Insulin injections and glucose-lowering drugs can control the disease, but not cure it.
“One alternative could be a treatment that regulates blood glucose by increasing the number of insulin-producing pancreatic β cells, so we’re researching the possible regeneration of these cells,” says the study’s first author Christos Karampelias, former doctoral student at the Department of Cell and Molecular Biology at Karolinska Institutet.
The team from Karolinska Institutet has previously identified a small molecule able to stimulate the regeneration of insulin-producing β cells. This they did by analysing a large quantity of substances in a zebrafish model.
In this present study, they examined the molecular mechanism of this stimulation.
By analysing a large number of molecular interactions in yeast cells, the researchers show that their molecule binds to a protein called MNK2. Subsequent studies of zebrafish and cell cultures indicate that the molecule operates by regulating the translation of mRNA and boosting the synthesis of proteins, without which the formation of new β cells cannot be increased. Zebrafish given the molecule also showed lower levels of blood glucose than controls.

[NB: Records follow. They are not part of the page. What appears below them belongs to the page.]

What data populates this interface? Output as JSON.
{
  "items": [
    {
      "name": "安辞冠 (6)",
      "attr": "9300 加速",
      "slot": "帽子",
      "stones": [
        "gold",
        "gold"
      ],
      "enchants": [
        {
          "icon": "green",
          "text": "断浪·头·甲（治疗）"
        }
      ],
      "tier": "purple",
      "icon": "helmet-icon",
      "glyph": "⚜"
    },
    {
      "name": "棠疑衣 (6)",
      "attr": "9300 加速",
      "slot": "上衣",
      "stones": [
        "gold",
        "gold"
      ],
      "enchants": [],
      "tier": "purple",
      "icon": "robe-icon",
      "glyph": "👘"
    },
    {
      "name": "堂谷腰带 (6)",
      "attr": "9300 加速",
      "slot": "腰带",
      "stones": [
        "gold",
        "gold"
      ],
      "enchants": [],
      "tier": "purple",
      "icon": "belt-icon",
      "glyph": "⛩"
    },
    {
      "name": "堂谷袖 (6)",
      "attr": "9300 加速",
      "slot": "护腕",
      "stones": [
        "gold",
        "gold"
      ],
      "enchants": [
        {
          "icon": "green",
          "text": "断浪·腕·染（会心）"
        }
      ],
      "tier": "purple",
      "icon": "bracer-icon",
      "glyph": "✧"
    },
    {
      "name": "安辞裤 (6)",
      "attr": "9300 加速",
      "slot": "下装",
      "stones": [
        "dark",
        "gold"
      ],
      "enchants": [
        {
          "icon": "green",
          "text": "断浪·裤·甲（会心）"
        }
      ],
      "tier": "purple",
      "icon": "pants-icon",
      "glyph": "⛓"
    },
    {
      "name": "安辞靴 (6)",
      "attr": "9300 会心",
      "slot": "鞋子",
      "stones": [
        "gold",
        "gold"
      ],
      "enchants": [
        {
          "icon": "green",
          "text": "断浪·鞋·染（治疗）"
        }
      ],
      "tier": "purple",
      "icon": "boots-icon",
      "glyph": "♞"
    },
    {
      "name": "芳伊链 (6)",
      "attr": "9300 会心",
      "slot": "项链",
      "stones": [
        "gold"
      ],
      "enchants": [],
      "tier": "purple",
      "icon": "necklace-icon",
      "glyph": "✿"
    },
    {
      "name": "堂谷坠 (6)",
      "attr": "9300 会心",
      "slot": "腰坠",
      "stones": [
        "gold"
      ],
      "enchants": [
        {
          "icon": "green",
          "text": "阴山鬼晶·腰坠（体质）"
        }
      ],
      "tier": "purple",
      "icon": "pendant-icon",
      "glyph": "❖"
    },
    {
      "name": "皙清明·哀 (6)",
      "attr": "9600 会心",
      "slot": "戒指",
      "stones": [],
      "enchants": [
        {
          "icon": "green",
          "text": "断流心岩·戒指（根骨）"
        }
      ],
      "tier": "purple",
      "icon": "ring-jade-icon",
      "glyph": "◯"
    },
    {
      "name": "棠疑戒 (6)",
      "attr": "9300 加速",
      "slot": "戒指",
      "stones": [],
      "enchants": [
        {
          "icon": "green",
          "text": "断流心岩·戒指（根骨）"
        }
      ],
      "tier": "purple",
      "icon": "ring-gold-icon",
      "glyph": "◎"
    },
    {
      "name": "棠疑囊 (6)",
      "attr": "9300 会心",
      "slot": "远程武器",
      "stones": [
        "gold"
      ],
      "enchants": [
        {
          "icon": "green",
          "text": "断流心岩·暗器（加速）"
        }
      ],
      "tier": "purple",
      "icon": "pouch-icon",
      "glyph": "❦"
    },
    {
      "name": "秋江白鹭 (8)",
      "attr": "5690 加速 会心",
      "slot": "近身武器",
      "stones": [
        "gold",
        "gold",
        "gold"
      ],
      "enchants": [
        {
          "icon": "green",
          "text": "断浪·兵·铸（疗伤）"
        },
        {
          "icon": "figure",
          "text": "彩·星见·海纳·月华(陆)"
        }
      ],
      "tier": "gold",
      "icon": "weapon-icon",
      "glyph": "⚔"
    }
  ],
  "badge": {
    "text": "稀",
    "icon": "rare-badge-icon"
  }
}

The study also shows that the molecule can induce the formation of new pancreatic β cells from pigs and stimulate the expression of insulin in human organoids (organ-like cell formations).
“We’ll now be studying the effect of this and similar molecules in human tissue and analysing the molecule’s target protein, MNK2, in tissue from healthy donors and donors with diabetes,” says Dr Andersson.
The studied molecule was found through studies on zebrafish, providing a valuable model for testing a large number of potential diabetes drug candidates. Since the fish embryo is transparent, its development is easy to monitor with a microscope. Zebrafish larvae also have only one cluster of β cells, a so-called islet of Langerhans, which facilitates studies of how new β cells are formed after the population have been decreased in a way that mimics the onset of type 1 diabetes.